It’s important to point out that there are other methods for calculating confidence intervals that are based on the standard deviation of the data. Formulas and procedures for such methods are given in just about every standard introductory statistics book and would certainly be used instead of bootstrapping in a simple calculation of the sort illustrated here.

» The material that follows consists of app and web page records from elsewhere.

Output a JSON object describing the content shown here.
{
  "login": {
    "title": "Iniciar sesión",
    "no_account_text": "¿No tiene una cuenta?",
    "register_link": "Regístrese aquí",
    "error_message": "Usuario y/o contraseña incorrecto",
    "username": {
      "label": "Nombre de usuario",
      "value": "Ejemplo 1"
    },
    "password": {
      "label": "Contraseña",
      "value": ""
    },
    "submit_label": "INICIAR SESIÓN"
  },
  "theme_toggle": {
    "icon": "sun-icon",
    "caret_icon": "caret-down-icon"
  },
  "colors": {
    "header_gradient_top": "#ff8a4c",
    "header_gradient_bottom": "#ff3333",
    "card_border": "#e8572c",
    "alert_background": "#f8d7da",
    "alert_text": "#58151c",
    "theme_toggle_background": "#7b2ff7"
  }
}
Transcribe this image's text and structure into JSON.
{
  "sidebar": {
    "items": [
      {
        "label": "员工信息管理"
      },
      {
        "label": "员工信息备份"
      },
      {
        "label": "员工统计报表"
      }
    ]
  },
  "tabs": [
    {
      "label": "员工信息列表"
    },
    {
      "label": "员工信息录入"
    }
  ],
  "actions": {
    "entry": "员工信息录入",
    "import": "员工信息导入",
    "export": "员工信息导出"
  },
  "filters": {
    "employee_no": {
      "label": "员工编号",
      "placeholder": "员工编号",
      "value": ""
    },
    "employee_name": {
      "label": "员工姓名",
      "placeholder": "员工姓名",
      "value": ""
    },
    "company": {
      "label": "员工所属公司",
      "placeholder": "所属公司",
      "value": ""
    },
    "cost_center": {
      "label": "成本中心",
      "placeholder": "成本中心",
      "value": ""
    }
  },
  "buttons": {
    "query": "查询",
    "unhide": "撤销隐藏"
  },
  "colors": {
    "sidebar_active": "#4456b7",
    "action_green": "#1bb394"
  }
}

However, such formulas don’t go to the heart of the problem: accounting for variation in the grades and the contribution from different sources of that variation. For example, some of the variation in this student’s grades might be due systematically to improvement over time or due to differences between instructor’s practices. The modeling techniques introduced in the following chapters provide a means to examine and quantify the different sources of variation.